• Any hint would be great. I'm really not sure how to go about the answer. I've been working on it for about 3 hours already, as silly as it sounds. – ninja08 Feb 9 '14 at 19:16
• Rather than just us being draconian, it is helpful for those answering to see what your thought process is so they can steer you in the right direction. What else do you know about the problem? Do you have a formula in mind, if so, do the dimensions work out? – jonsca Feb 9 '14 at 19:19
• Split $\Delta T$ up into $T_f - T_i$, and you have all of the rest of the parameters. – jonsca Feb 9 '14 at 19:24
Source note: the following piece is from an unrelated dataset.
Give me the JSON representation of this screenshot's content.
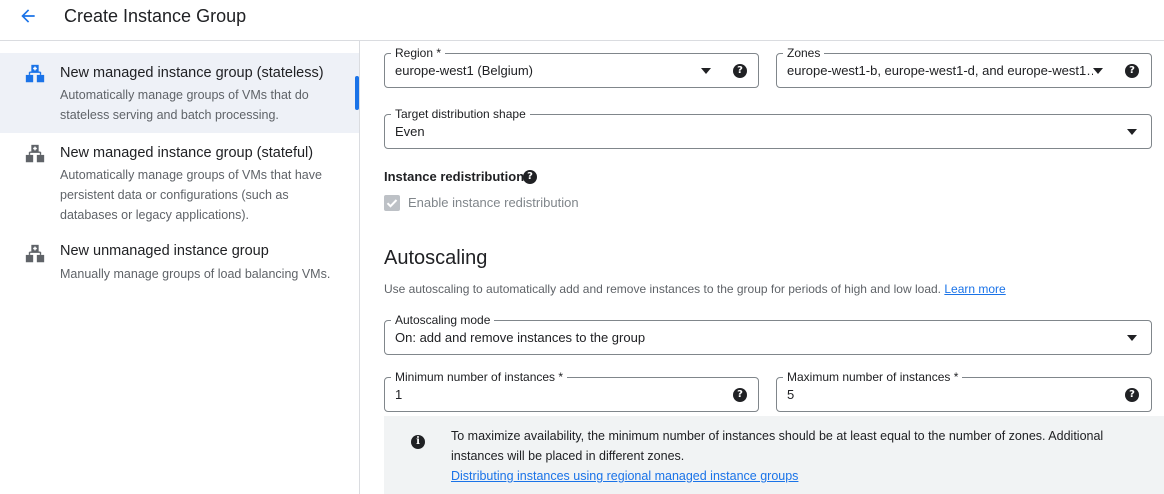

• And now, post your answer below so the next student finds your method instead of having to ask another question ;) – tschoppi Feb 10 '14 at 18:49

The energy amount used for heating up a material can be calculated according to the following equation: $$E = c_\text{s}\, m\, \Delta T$$ where $E$ is the energy, $c_\text{s}$ the specific heat capacity, $m$ the mass of the object and $\Delta T$ the temperature difference that is to be achieved.
Solving the above equation for $\Delta T$ we get: $$\Delta T = \frac{E}{c_\text{s}\, m}$$
Plugging in the values provided by you, I get $\Delta T = 22.6\;\mathrm{K}$ (or °C, since we're talking about the difference and the scale is the same, it doesn't matter).
Adding this increase in temperature to the initial temperature gives the final answer: $$\vartheta_\text{f} = \vartheta_\text{i} + \Delta \vartheta = 21.0\; \mathrm{°C} + 22.6\; \mathrm{°C} = 43.6\; \mathrm{°C}$$
• Symbol for temperature: I used $\vartheta$ for temperatures in °C and $T$ for temperatures in K. I strongly suggest you follow this example as to never confuse the two.